EXERCISE INSTRUCTIONS
Whenever the word "year" shows up in a line of the data, copy that line.

MATERIAL FOR THIS EXERCISE
━━━━━━━━━━━━━━━━━━━━━━━━━━━━━━
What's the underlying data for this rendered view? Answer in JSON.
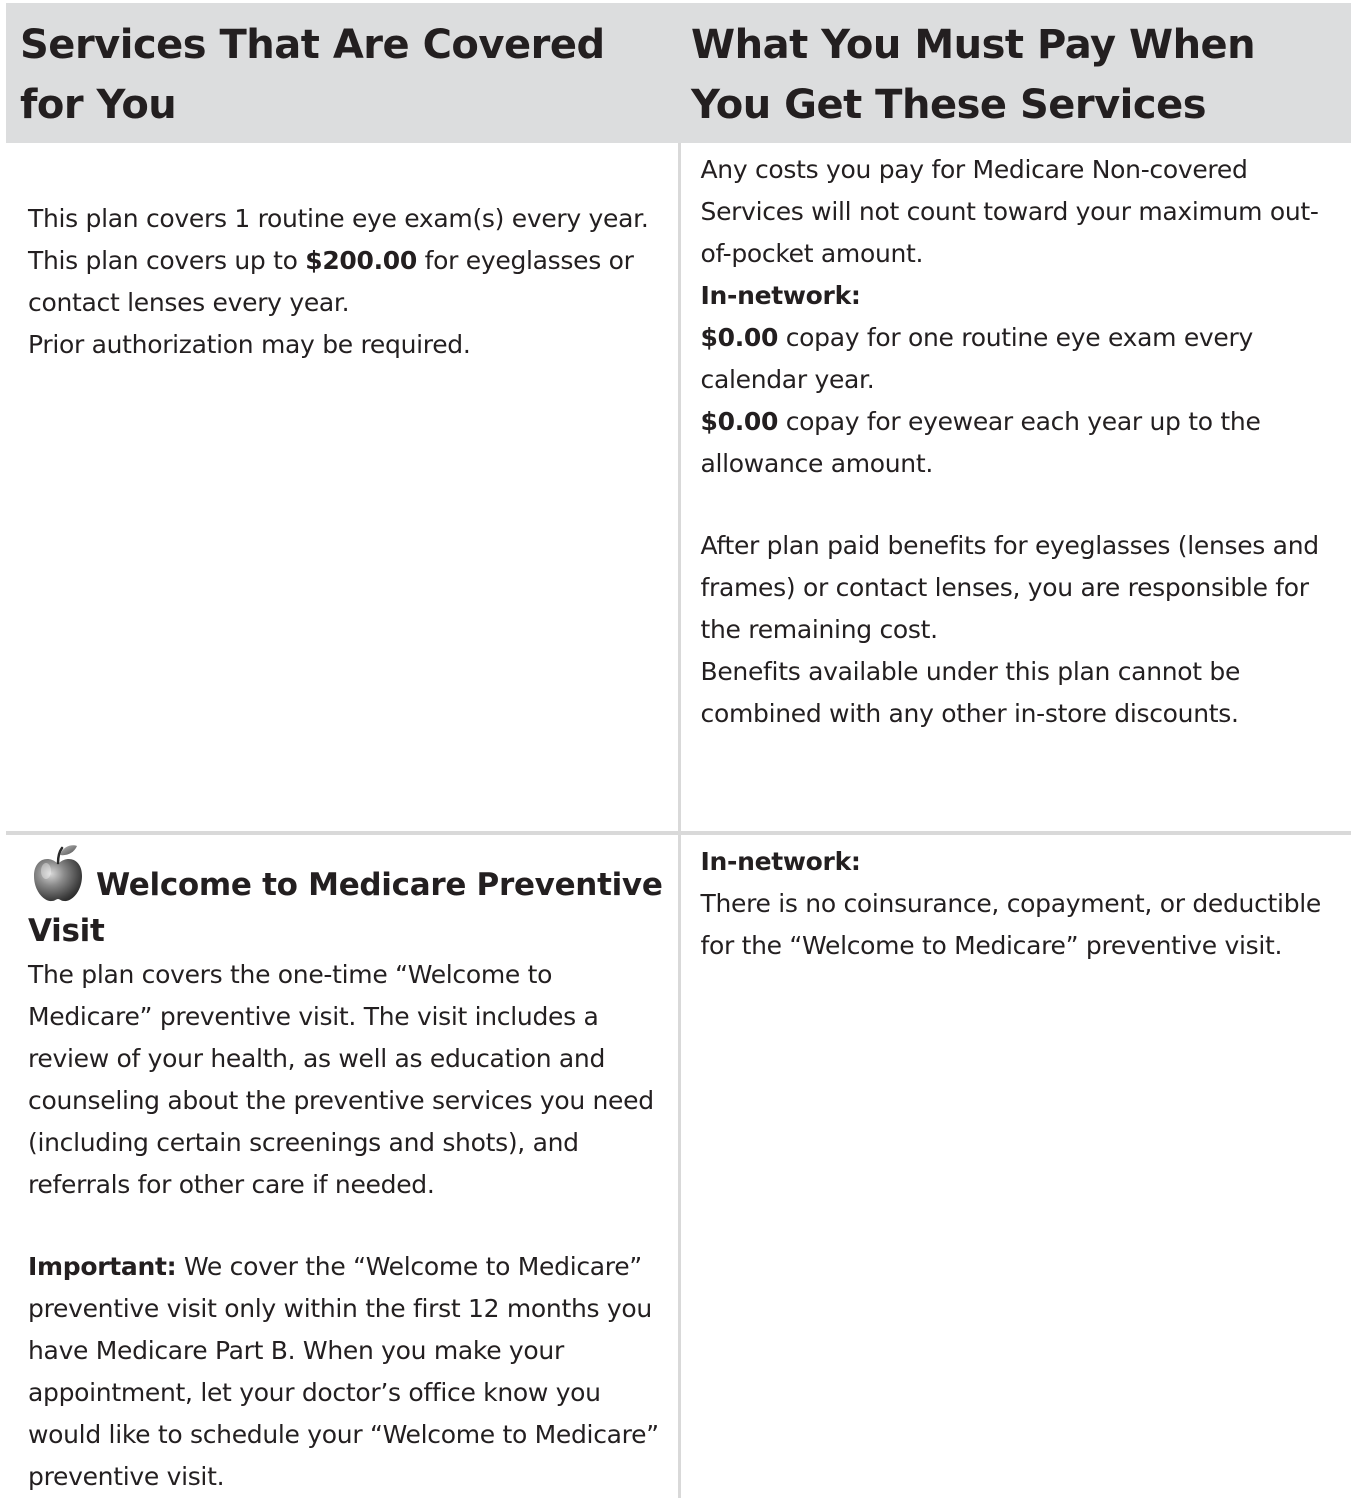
{
  "header": {
    "col1": "Services That Are Covered for You",
    "col2": "What You Must Pay When You Get These Services"
  },
  "vision": {
    "left": {
      "line1": "This plan covers 1 routine eye exam(s) every year.",
      "line2_pre": "This plan covers up to ",
      "line2_amount": "$200.00",
      "line2_post": " for eyeglasses or contact lenses every year.",
      "line3": "Prior authorization may be required."
    },
    "right": {
      "note": "Any costs you pay for Medicare Non-covered Services will not count toward your maximum out-of-pocket amount.",
      "in_network_label": "In-network:",
      "exam_amount": "$0.00",
      "exam_text": " copay for one routine eye exam every calendar year.",
      "eyewear_amount": "$0.00",
      "eyewear_text": " copay for eyewear each year up to the allowance amount.",
      "after_plan": "After plan paid benefits for eyeglasses (lenses and frames) or contact lenses, you are responsible for the remaining cost.",
      "combined": "Benefits available under this plan cannot be combined with any other in-store discounts."
    }
  },
  "welcome": {
    "left": {
      "icon": "apple-icon",
      "title": "Welcome to Medicare Preventive Visit",
      "description": "The plan covers the one-time “Welcome to Medicare” preventive visit. The visit includes a review of your health, as well as education and counseling about the preventive services you need (including certain screenings and shots), and referrals for other care if needed.",
      "important_label": "Important:",
      "important_text": " We cover the “Welcome to Medicare” preventive visit only within the first 12 months you have Medicare Part B. When you make your appointment, let your doctor’s office know you would like to schedule your “Welcome to Medicare” preventive visit."
    },
    "right": {
      "in_network_label": "In-network:",
      "text": "There is no coinsurance, copayment, or deductible for the “Welcome to Medicare” preventive visit."
    }
  },
  "colors": {
    "header_bg": "#dcddde",
    "border": "#d9d9d9",
    "text": "#231f20"
  }
}
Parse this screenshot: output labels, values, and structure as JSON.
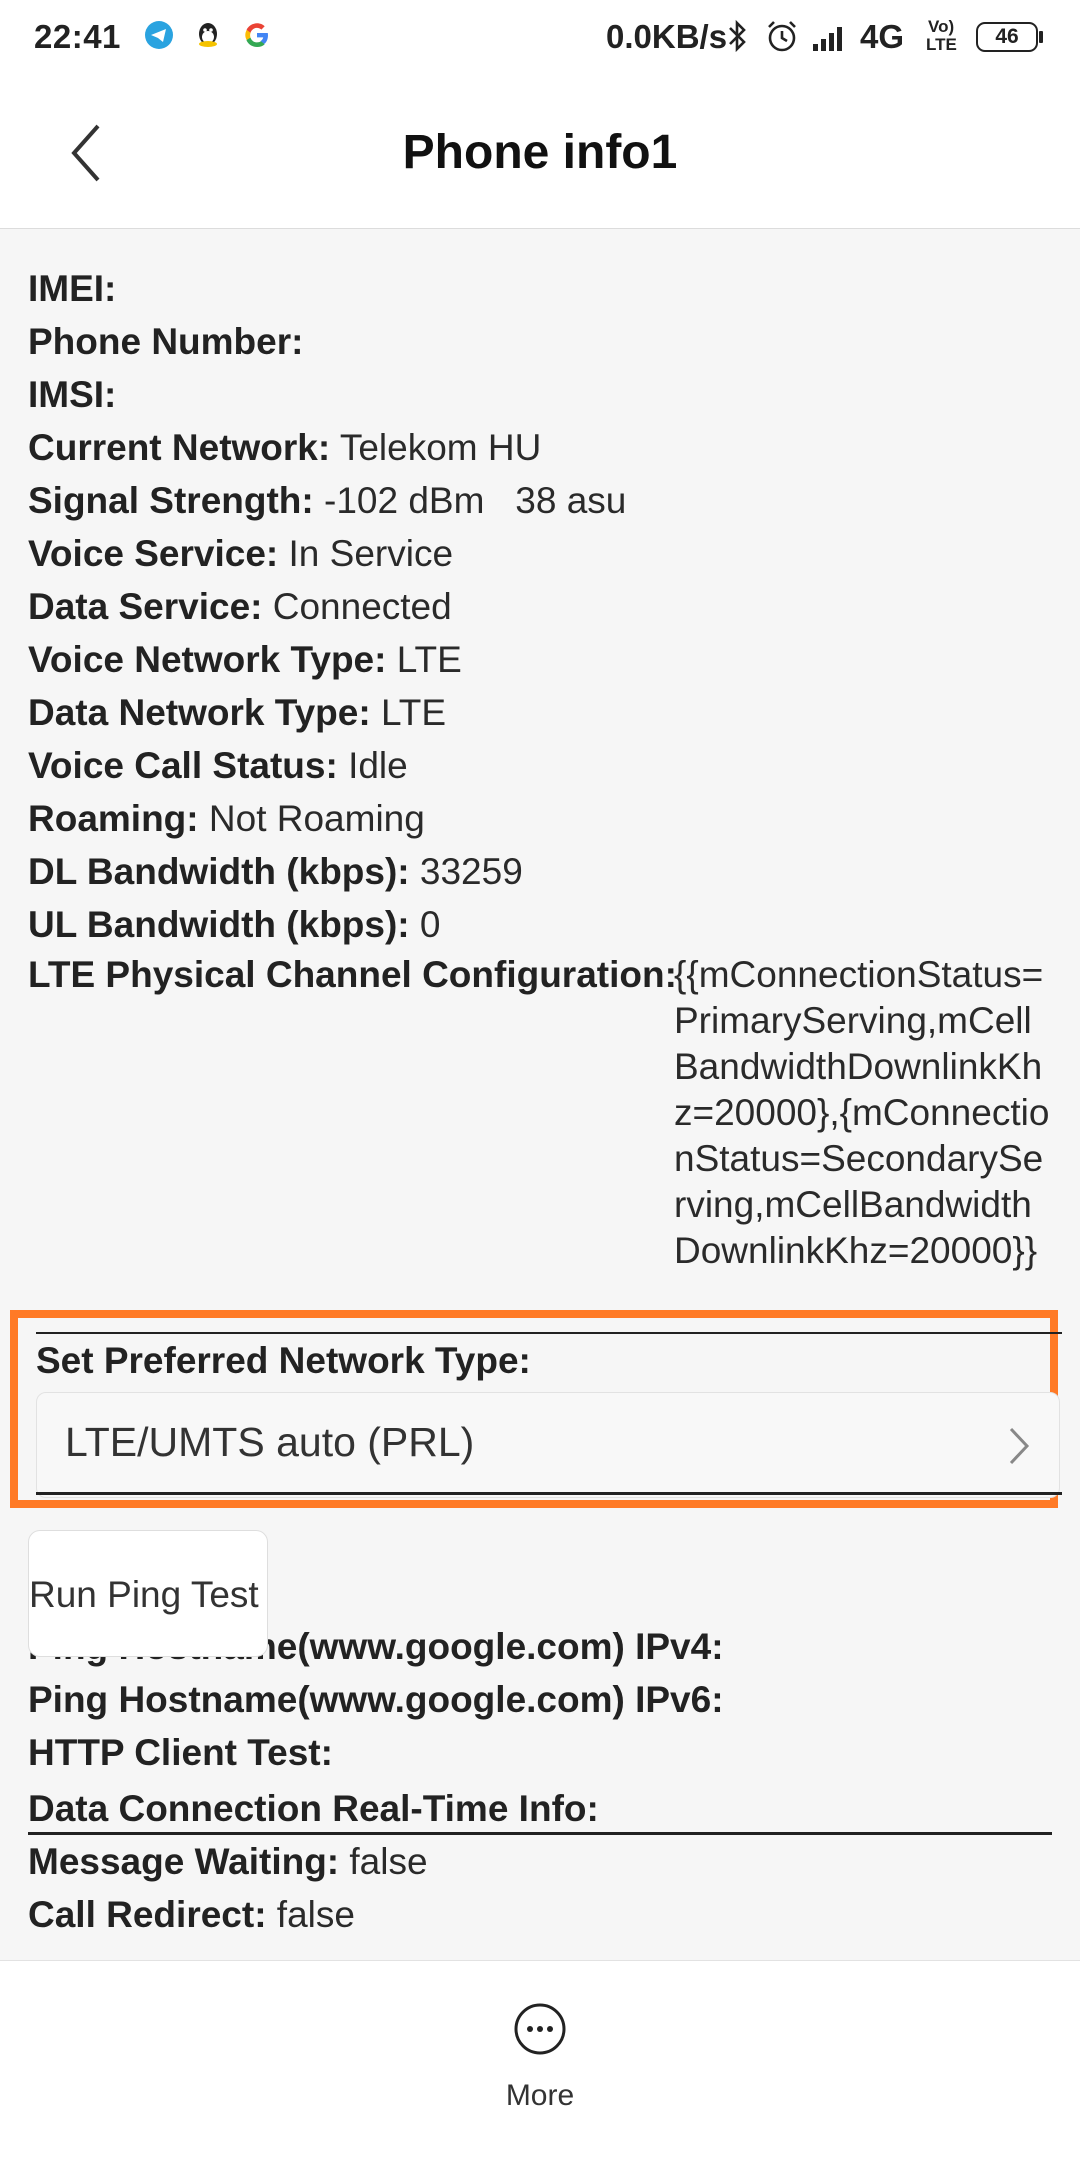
{
  "status_bar": {
    "time": "22:41",
    "speed": "0.0KB/s",
    "network": "4G",
    "volte_top": "Vo)",
    "volte_bottom": "LTE",
    "battery": "46",
    "left_icons": [
      "telegram-icon",
      "qq-icon",
      "google-icon"
    ],
    "right_icons": [
      "bluetooth-icon",
      "alarm-icon",
      "signal-icon",
      "volte-icon",
      "battery-icon"
    ]
  },
  "header": {
    "title": "Phone info1",
    "back_icon": "back-arrow-icon"
  },
  "info": [
    {
      "label": "IMEI:",
      "value": ""
    },
    {
      "label": "Phone Number:",
      "value": ""
    },
    {
      "label": "IMSI:",
      "value": ""
    },
    {
      "label": "Current Network:",
      "value": "Telekom HU"
    },
    {
      "label": "Signal Strength:",
      "value": "-102 dBm   38 asu"
    },
    {
      "label": "Voice Service:",
      "value": "In Service"
    },
    {
      "label": "Data Service:",
      "value": "Connected"
    },
    {
      "label": "Voice Network Type:",
      "value": "LTE"
    },
    {
      "label": "Data Network Type:",
      "value": "LTE"
    },
    {
      "label": "Voice Call Status:",
      "value": "Idle"
    },
    {
      "label": "Roaming:",
      "value": "Not Roaming"
    },
    {
      "label": "DL Bandwidth (kbps):",
      "value": "33259"
    },
    {
      "label": "UL Bandwidth (kbps):",
      "value": "0"
    }
  ],
  "lte_config": {
    "label": "LTE Physical Channel Configuration:",
    "value": "{{mConnectionStatus=PrimaryServing,mCellBandwidthDownlinkKhz=20000},{mConnectionStatus=SecondaryServing,mCellBandwidthDownlinkKhz=20000}}"
  },
  "preferred_network": {
    "label": "Set Preferred Network Type:",
    "value": "LTE/UMTS auto (PRL)",
    "highlight_color": "#ff7a26"
  },
  "ping": {
    "button_label": "Run Ping Test",
    "ipv4_label": "Ping Hostname(www.google.com) IPv4:",
    "ipv6_label": "Ping Hostname(www.google.com) IPv6:",
    "http_label": "HTTP Client Test:"
  },
  "realtime": {
    "label": "Data Connection Real-Time Info:",
    "message_waiting_label": "Message Waiting:",
    "message_waiting_value": "false",
    "call_redirect_label": "Call Redirect:",
    "call_redirect_value": "false"
  },
  "bottom_bar": {
    "more_label": "More",
    "more_icon": "more-dots-icon"
  }
}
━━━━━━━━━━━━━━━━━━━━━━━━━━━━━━
TASK SOLUTION
      "line1": "This plan covers 1 routine eye exam(s) every year.",
      "line2_post": " for eyeglasses or contact lenses every year.",
      "exam_text": " copay for one routine eye exam every calendar year.",
      "eyewear_text": " copay for eyewear each year up to the allowance amount.",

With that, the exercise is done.